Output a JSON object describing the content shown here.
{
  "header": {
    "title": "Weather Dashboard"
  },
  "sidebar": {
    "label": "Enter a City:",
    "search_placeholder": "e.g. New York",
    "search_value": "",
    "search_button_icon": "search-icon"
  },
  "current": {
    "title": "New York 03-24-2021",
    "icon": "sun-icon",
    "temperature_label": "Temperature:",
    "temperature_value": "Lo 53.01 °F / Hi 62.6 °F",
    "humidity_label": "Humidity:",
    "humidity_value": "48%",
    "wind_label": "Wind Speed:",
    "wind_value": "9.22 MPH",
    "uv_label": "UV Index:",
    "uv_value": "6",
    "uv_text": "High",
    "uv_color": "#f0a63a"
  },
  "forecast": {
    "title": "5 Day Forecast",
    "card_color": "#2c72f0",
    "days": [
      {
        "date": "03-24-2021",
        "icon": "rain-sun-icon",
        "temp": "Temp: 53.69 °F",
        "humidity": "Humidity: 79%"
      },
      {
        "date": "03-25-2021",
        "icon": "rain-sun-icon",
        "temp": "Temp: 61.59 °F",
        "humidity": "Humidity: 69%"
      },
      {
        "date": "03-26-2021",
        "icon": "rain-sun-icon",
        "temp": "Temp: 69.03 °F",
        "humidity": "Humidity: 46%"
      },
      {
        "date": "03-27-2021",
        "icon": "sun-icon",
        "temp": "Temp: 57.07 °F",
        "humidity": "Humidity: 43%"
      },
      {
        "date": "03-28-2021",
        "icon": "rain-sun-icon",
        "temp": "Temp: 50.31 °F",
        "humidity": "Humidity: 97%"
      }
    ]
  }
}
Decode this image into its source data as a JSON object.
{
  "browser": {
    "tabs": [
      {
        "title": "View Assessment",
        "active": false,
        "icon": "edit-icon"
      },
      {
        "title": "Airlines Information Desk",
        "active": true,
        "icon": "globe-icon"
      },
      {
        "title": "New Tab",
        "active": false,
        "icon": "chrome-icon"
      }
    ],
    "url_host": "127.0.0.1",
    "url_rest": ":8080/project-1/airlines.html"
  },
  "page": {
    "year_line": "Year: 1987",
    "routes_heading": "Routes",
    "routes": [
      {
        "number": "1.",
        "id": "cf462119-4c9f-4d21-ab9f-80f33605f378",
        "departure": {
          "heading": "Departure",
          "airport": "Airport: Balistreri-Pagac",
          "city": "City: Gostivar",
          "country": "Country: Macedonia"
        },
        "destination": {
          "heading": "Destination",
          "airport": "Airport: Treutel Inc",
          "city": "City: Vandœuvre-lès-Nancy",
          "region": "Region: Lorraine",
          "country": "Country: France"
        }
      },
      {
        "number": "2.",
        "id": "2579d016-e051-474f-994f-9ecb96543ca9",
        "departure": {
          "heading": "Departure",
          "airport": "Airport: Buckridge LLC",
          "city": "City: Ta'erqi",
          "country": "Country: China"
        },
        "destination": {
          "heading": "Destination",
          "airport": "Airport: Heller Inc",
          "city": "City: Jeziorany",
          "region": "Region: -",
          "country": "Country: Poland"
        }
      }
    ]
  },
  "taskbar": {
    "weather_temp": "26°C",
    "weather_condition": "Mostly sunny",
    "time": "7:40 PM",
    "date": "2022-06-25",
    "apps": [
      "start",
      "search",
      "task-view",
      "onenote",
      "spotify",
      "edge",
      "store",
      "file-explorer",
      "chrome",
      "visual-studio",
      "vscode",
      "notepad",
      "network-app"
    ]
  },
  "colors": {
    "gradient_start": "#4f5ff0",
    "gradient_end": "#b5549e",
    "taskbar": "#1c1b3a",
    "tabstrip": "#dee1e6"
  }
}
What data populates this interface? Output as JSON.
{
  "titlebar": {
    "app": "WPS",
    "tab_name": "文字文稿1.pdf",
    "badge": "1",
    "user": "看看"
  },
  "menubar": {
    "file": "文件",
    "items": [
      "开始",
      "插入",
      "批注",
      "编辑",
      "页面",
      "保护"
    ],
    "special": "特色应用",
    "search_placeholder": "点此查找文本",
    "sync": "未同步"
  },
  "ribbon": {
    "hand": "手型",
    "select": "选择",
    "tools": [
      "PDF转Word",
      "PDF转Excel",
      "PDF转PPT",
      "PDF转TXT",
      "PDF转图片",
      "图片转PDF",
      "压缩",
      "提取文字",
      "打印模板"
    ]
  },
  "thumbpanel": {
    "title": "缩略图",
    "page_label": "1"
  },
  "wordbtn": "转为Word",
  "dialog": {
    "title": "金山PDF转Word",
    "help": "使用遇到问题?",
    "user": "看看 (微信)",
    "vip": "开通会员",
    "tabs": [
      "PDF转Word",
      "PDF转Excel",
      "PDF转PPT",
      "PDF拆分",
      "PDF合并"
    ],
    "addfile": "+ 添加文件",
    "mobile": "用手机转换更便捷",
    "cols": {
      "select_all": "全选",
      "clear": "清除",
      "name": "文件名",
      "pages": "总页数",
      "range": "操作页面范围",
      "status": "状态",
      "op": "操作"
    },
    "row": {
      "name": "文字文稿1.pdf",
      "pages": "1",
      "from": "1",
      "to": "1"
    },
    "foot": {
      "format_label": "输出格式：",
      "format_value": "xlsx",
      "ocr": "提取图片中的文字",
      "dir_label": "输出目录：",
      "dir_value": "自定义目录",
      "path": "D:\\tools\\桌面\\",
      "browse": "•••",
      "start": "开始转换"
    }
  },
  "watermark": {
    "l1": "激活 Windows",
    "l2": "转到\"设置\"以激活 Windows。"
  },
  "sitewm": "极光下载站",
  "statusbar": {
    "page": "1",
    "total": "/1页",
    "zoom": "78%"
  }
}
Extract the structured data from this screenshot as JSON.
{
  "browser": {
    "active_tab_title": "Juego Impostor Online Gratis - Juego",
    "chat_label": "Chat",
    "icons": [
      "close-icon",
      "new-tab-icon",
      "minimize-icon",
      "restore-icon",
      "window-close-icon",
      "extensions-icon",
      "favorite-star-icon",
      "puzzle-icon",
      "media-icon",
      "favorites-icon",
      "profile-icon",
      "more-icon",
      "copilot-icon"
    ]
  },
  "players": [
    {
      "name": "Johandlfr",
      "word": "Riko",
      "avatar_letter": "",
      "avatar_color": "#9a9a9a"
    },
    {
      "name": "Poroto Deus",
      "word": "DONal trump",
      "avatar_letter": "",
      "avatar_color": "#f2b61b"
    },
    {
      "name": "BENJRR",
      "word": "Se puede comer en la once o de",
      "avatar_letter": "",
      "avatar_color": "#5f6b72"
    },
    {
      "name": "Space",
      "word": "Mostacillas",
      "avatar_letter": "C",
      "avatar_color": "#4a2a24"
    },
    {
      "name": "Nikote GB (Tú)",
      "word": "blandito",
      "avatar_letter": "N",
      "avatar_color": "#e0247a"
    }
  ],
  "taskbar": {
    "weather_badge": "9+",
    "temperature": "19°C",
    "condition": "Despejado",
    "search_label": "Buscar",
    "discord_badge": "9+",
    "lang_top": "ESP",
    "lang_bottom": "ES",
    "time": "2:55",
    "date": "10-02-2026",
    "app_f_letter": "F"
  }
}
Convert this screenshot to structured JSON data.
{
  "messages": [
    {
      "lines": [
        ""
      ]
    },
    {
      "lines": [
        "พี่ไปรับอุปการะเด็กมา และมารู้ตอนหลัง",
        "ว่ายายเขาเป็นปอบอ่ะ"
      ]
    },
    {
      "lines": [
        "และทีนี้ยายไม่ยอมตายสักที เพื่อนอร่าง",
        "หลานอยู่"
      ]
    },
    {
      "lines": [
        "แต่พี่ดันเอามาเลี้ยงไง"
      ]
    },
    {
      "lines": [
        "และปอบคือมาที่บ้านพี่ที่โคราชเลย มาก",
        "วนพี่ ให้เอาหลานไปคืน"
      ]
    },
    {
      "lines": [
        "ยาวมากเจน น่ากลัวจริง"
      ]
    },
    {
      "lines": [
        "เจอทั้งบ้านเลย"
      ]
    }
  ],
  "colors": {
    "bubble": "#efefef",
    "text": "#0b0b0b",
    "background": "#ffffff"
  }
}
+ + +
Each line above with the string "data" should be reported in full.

◆ REPLY TO THE TASK
Decode this image into its source data as a JSON object.
What data populates this interface? Output as JSON.
Extract the structured data from this screenshot as JSON.
Convert this screenshot to structured JSON data.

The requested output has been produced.